#### Action item:
Every record must be repeated exactly, with no omission.

#### Recorded data:
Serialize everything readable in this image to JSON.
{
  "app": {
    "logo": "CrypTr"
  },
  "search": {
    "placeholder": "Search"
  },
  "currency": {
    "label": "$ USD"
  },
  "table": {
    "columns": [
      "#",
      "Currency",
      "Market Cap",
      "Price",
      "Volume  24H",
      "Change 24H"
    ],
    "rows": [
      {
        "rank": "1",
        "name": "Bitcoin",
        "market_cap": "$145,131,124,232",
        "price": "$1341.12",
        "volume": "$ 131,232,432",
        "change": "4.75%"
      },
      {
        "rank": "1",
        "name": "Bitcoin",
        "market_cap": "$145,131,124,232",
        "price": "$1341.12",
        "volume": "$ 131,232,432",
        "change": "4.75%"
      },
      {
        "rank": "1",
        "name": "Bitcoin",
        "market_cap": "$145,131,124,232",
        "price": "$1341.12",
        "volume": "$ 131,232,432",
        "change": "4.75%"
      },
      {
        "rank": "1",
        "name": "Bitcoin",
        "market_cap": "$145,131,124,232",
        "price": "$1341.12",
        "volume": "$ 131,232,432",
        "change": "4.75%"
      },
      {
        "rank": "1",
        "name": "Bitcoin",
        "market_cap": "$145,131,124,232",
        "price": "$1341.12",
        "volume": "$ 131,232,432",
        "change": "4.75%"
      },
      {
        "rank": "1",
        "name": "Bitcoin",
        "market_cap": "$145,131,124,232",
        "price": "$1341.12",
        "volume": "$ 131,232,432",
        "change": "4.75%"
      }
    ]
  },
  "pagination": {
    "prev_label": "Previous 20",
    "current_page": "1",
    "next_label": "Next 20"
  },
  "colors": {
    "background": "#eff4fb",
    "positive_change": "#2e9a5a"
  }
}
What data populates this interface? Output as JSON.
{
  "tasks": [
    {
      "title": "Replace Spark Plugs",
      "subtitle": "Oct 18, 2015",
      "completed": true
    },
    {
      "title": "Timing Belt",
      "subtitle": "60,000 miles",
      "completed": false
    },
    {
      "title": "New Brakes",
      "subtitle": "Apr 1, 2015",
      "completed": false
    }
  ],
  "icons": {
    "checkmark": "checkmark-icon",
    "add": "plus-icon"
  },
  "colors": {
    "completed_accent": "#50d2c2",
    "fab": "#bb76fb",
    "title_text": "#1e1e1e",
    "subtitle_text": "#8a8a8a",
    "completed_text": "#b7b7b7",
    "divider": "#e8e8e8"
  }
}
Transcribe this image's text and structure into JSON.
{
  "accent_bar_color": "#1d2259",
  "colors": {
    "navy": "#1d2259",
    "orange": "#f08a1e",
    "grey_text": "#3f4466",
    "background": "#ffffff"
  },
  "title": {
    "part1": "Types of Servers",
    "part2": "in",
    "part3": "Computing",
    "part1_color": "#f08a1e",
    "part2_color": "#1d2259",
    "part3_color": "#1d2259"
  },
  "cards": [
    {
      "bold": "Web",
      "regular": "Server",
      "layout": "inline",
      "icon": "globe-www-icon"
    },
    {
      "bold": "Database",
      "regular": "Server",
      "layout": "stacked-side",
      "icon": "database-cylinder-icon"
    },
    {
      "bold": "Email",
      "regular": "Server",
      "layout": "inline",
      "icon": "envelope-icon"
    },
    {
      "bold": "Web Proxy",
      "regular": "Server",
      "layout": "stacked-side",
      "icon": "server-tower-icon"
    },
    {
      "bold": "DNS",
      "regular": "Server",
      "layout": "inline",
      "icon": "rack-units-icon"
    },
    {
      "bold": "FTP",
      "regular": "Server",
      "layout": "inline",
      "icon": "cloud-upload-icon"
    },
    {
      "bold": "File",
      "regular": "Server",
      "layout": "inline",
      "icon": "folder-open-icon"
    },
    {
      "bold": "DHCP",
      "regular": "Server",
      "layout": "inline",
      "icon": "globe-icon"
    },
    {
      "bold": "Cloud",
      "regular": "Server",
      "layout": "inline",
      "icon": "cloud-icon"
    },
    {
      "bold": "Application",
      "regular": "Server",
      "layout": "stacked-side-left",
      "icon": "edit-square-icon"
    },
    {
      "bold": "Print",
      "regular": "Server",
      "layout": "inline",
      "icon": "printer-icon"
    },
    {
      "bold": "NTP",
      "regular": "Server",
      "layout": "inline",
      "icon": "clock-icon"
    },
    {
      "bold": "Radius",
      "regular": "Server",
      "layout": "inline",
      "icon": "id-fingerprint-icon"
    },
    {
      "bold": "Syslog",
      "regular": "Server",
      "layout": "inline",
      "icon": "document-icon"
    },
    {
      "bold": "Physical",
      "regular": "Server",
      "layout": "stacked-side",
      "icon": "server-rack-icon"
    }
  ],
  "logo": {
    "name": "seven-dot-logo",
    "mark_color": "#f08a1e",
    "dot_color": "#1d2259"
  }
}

#### Answer to this task:
Serialize everything readable in this image to JSON.
{
  "app": {
    "logo": "CrypTr"
  },
  "search": {
    "placeholder": "Search"
  },
  "currency": {
    "label": "$ USD"
  },
  "table": {
    "columns": [
      "#",
      "Currency",
      "Market Cap",
      "Price",
      "Volume  24H",
      "Change 24H"
    ],
    "rows": [
      {
        "rank": "1",
        "name": "Bitcoin",
        "market_cap": "$145,131,124,232",
        "price": "$1341.12",
        "volume": "$ 131,232,432",
        "change": "4.75%"
      },
      {
        "rank": "1",
        "name": "Bitcoin",
        "market_cap": "$145,131,124,232",
        "price": "$1341.12",
        "volume": "$ 131,232,432",
        "change": "4.75%"
      },
      {
        "rank": "1",
        "name": "Bitcoin",
        "market_cap": "$145,131,124,232",
        "price": "$1341.12",
        "volume": "$ 131,232,432",
        "change": "4.75%"
      },
      {
        "rank": "1",
        "name": "Bitcoin",
        "market_cap": "$145,131,124,232",
        "price": "$1341.12",
        "volume": "$ 131,232,432",
        "change": "4.75%"
      },
      {
        "rank": "1",
        "name": "Bitcoin",
        "market_cap": "$145,131,124,232",
        "price": "$1341.12",
        "volume": "$ 131,232,432",
        "change": "4.75%"
      },
      {
        "rank": "1",
        "name": "Bitcoin",
        "market_cap": "$145,131,124,232",
        "price": "$1341.12",
        "volume": "$ 131,232,432",
        "change": "4.75%"
      }
    ]
  },
  "pagination": {
    "prev_label": "Previous 20",
    "current_page": "1",
    "next_label": "Next 20"
  },
  "colors": {
    "background": "#eff4fb",
    "positive_change": "#2e9a5a"
  }
}
What data populates this interface? Output as JSON.
{
  "tasks": [
    {
      "title": "Replace Spark Plugs",
      "subtitle": "Oct 18, 2015",
      "completed": true
    },
    {
      "title": "Timing Belt",
      "subtitle": "60,000 miles",
      "completed": false
    },
    {
      "title": "New Brakes",
      "subtitle": "Apr 1, 2015",
      "completed": false
    }
  ],
  "icons": {
    "checkmark": "checkmark-icon",
    "add": "plus-icon"
  },
  "colors": {
    "completed_accent": "#50d2c2",
    "fab": "#bb76fb",
    "title_text": "#1e1e1e",
    "subtitle_text": "#8a8a8a",
    "completed_text": "#b7b7b7",
    "divider": "#e8e8e8"
  }
}
Transcribe this image's text and structure into JSON.
{
  "accent_bar_color": "#1d2259",
  "colors": {
    "navy": "#1d2259",
    "orange": "#f08a1e",
    "grey_text": "#3f4466",
    "background": "#ffffff"
  },
  "title": {
    "part1": "Types of Servers",
    "part2": "in",
    "part3": "Computing",
    "part1_color": "#f08a1e",
    "part2_color": "#1d2259",
    "part3_color": "#1d2259"
  },
  "cards": [
    {
      "bold": "Web",
      "regular": "Server",
      "layout": "inline",
      "icon": "globe-www-icon"
    },
    {
      "bold": "Database",
      "regular": "Server",
      "layout": "stacked-side",
      "icon": "database-cylinder-icon"
    },
    {
      "bold": "Email",
      "regular": "Server",
      "layout": "inline",
      "icon": "envelope-icon"
    },
    {
      "bold": "Web Proxy",
      "regular": "Server",
      "layout": "stacked-side",
      "icon": "server-tower-icon"
    },
    {
      "bold": "DNS",
      "regular": "Server",
      "layout": "inline",
      "icon": "rack-units-icon"
    },
    {
      "bold": "FTP",
      "regular": "Server",
      "layout": "inline",
      "icon": "cloud-upload-icon"
    },
    {
      "bold": "File",
      "regular": "Server",
      "layout": "inline",
      "icon": "folder-open-icon"
    },
    {
      "bold": "DHCP",
      "regular": "Server",
      "layout": "inline",
      "icon": "globe-icon"
    },
    {
      "bold": "Cloud",
      "regular": "Server",
      "layout": "inline",
      "icon": "cloud-icon"
    },
    {
      "bold": "Application",
      "regular": "Server",
      "layout": "stacked-side-left",
      "icon": "edit-square-icon"
    },
    {
      "bold": "Print",
      "regular": "Server",
      "layout": "inline",
      "icon": "printer-icon"
    },
    {
      "bold": "NTP",
      "regular": "Server",
      "layout": "inline",
      "icon": "clock-icon"
    },
    {
      "bold": "Radius",
      "regular": "Server",
      "layout": "inline",
      "icon": "id-fingerprint-icon"
    },
    {
      "bold": "Syslog",
      "regular": "Server",
      "layout": "inline",
      "icon": "document-icon"
    },
    {
      "bold": "Physical",
      "regular": "Server",
      "layout": "stacked-side",
      "icon": "server-rack-icon"
    }
  ],
  "logo": {
    "name": "seven-dot-logo",
    "mark_color": "#f08a1e",
    "dot_color": "#1d2259"
  }
}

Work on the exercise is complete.